• the boo-hiss Darth Vader-esque villain;
• a quest for a missing parent;
• the various teachings and training the hero must undergo to learn how to use his newfound power and magical weapon;
• imps, seers, dragons, mages, vampires, and a werewolf.
It’s a bit overwhelming and has a feel of “everything, but the kitchen sink” at times… But I liked it. Caracciolo infuses his characters with depth when a lesser writer would have been content to leave them as cardboard stock. When he introduces something we’ve seen a thousand times before (vampires, for example), the author puts a fresh spin on it so the reader feels as though they’re seeing them from a new perspective.
It’s a difficult feat to cover a well-trodden path and do it in such a way that it seems as though you’re navigating uncharted territory, but the author does it and does it well. When you think the story is going left, Caracciolo goes right. When you think you’ve got it all figured out, the author throws you a curve ball.
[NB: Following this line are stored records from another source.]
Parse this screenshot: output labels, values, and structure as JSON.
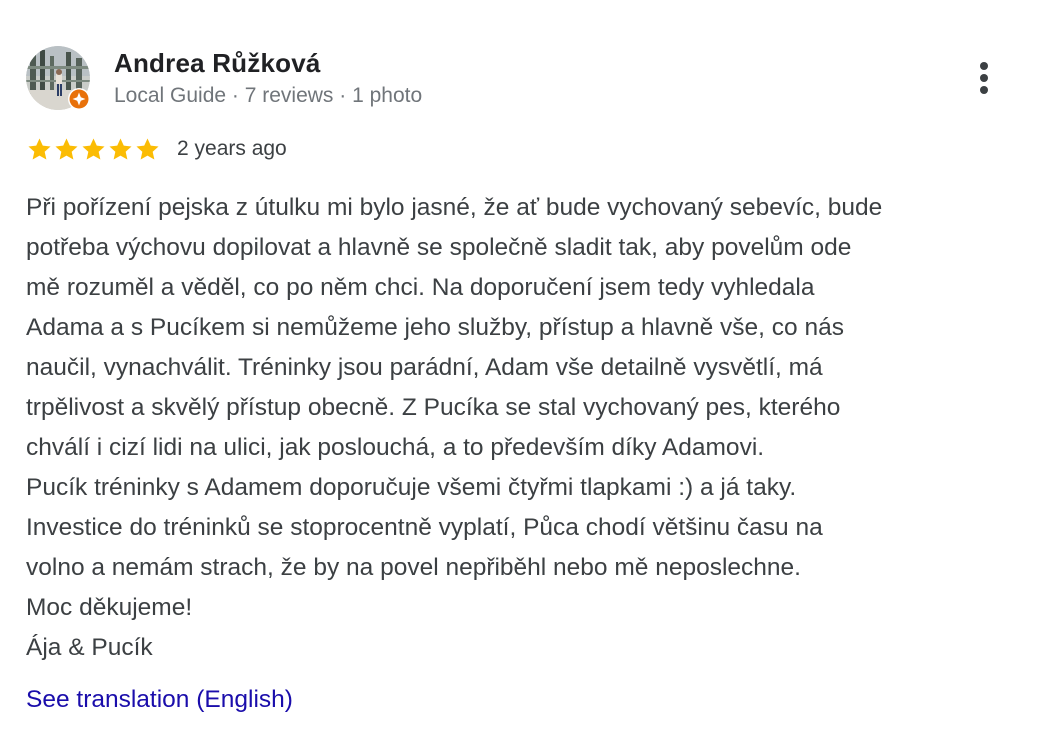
{
  "author": {
    "name": "Andrea Růžková",
    "meta": "Local Guide · 7 reviews · 1 photo",
    "avatar_icon": "user-photo",
    "badge_icon": "local-guide-badge-icon"
  },
  "menu": {
    "icon": "more-vert-icon"
  },
  "rating": {
    "stars": 5,
    "max_stars": 5,
    "date": "2 years ago",
    "star_color": "#fbbc04"
  },
  "review": {
    "lines": [
      "Při pořízení pejska z útulku mi bylo jasné, že ať bude vychovaný sebevíc, bude",
      "potřeba výchovu dopilovat a hlavně se společně sladit tak, aby povelům ode",
      "mě rozuměl a věděl, co po něm chci. Na doporučení jsem tedy vyhledala",
      "Adama a s Pucíkem si nemůžeme jeho služby, přístup a hlavně vše, co nás",
      "naučil, vynachválit. Tréninky jsou parádní, Adam vše detailně vysvětlí, má",
      "trpělivost a skvělý přístup obecně. Z Pucíka se stal vychovaný pes, kterého",
      "chválí i cizí lidi na ulici, jak poslouchá, a to především díky Adamovi.",
      "Pucík tréninky s Adamem doporučuje všemi čtyřmi tlapkami :) a já taky.",
      "Investice do tréninků se stoprocentně vyplatí, Půca chodí většinu času na",
      "volno a nemám strach, že by na povel nepřiběhl nebo mě neposlechne.",
      "Moc děkujeme!",
      "Ája & Pucík"
    ]
  },
  "translation": {
    "link_label": "See translation (English)",
    "link_color": "#1a0dab"
  }
}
Did I love THE SHADOW OF THE GAUNTLET? Well, no, but I’m a jaded reader. But I did like it. It’s a fresh and fun book for a… I hesitate to use the label “Young Adult,” as I think it can sometimes unfairly brand a work. Let’s say it’s a fresh and fun book for an all-ages audience, a G-rated (maybe PG) fantasy epic for our inner youths. —Slade Grayson